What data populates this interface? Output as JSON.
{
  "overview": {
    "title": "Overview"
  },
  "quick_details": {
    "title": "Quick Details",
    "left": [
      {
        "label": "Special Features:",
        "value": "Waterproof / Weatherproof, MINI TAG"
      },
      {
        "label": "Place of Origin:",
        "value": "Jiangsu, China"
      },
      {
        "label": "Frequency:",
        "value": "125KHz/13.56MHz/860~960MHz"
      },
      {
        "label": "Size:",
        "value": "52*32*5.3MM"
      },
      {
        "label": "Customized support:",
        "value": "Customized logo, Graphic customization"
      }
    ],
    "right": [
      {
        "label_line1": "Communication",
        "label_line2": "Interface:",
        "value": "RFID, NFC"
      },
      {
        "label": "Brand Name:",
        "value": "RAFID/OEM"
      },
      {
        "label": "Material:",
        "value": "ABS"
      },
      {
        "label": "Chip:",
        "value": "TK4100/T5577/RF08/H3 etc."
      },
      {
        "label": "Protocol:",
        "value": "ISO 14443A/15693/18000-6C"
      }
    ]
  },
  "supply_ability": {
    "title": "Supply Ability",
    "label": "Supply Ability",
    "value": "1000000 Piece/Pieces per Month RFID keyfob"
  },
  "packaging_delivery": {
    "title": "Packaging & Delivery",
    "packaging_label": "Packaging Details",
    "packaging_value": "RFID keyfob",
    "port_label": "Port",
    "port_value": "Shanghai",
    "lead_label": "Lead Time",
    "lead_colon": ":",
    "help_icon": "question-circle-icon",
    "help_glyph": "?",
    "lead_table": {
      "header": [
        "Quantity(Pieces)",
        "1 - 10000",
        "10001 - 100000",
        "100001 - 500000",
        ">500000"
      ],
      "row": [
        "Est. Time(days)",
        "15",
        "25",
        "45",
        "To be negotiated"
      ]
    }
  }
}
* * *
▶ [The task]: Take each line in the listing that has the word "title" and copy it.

▶ [Task output]:
    "title": "Overview"
    "title": "Quick Details",
    "title": "Supply Ability",
    "title": "Packaging & Delivery",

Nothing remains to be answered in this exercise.